Work instructions
Only the lines with "verified" in the entries below belong in the answer; please copy them.

Data for analysis
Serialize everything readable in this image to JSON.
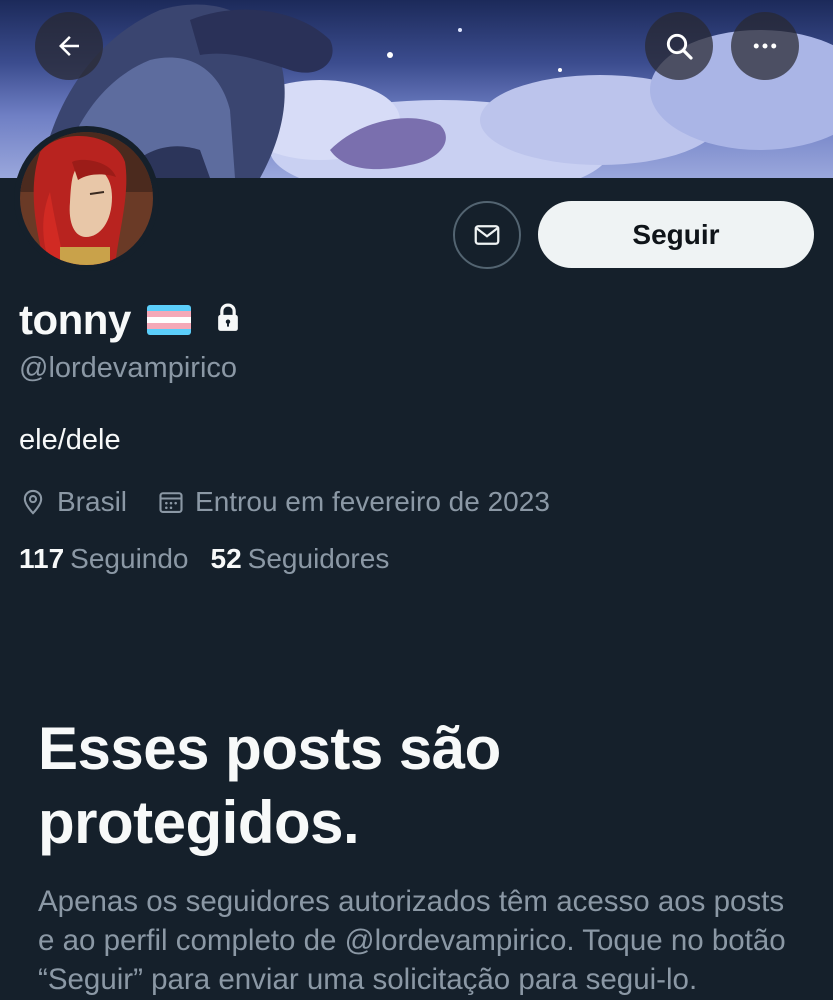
{
  "header": {
    "back_icon": "arrow-left-icon",
    "search_icon": "search-icon",
    "more_icon": "more-horizontal-icon"
  },
  "profile": {
    "display_name": "tonny",
    "flag_icon": "transgender-flag-emoji",
    "lock_icon": "lock-icon",
    "handle": "@lordevampirico",
    "bio": "ele/dele",
    "location": "Brasil",
    "joined": "Entrou em fevereiro de 2023",
    "following_count": "117",
    "following_label": "Seguindo",
    "followers_count": "52",
    "followers_label": "Seguidores"
  },
  "actions": {
    "message_icon": "envelope-icon",
    "follow_label": "Seguir"
  },
  "protected_notice": {
    "title": "Esses posts são protegidos.",
    "body": "Apenas os seguidores autorizados têm acesso aos posts e ao perfil completo de @lordevampirico. Toque no botão “Seguir” para enviar uma solicitação para segui-lo."
  },
  "colors": {
    "background": "#15202b",
    "secondary_text": "#8b98a5",
    "follow_button_bg": "#eff3f4"
  }
}
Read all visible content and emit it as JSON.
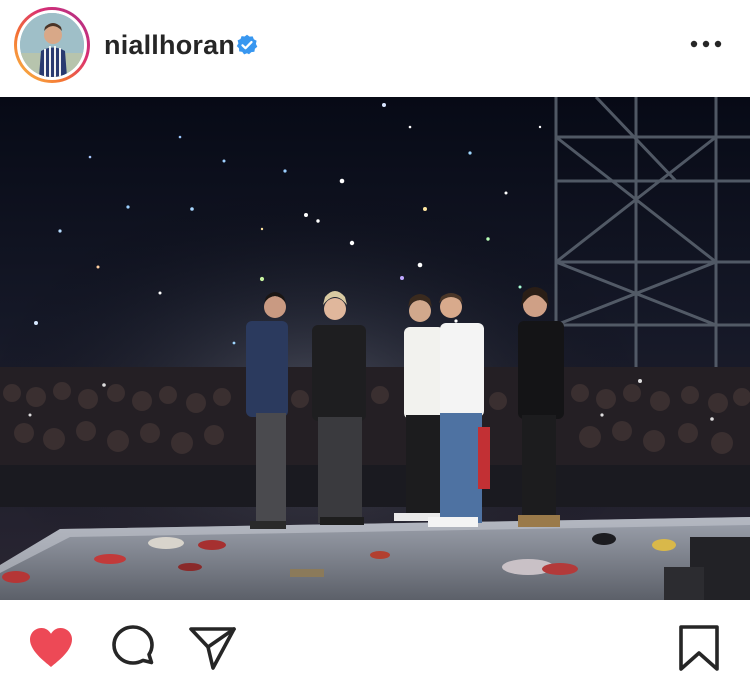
{
  "post": {
    "username": "niallhoran",
    "verified": true,
    "liked": true
  },
  "icons": {
    "verified": "verified-badge-icon",
    "more": "more-options-icon",
    "like": "heart-icon",
    "comment": "comment-icon",
    "share": "share-icon",
    "save": "bookmark-icon"
  },
  "colors": {
    "like": "#ed4956",
    "verified": "#3897f0",
    "text": "#262626"
  }
}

Solution for this exercise
    "verified": true,
    "verified": "verified-badge-icon",
    "verified": "#3897f0",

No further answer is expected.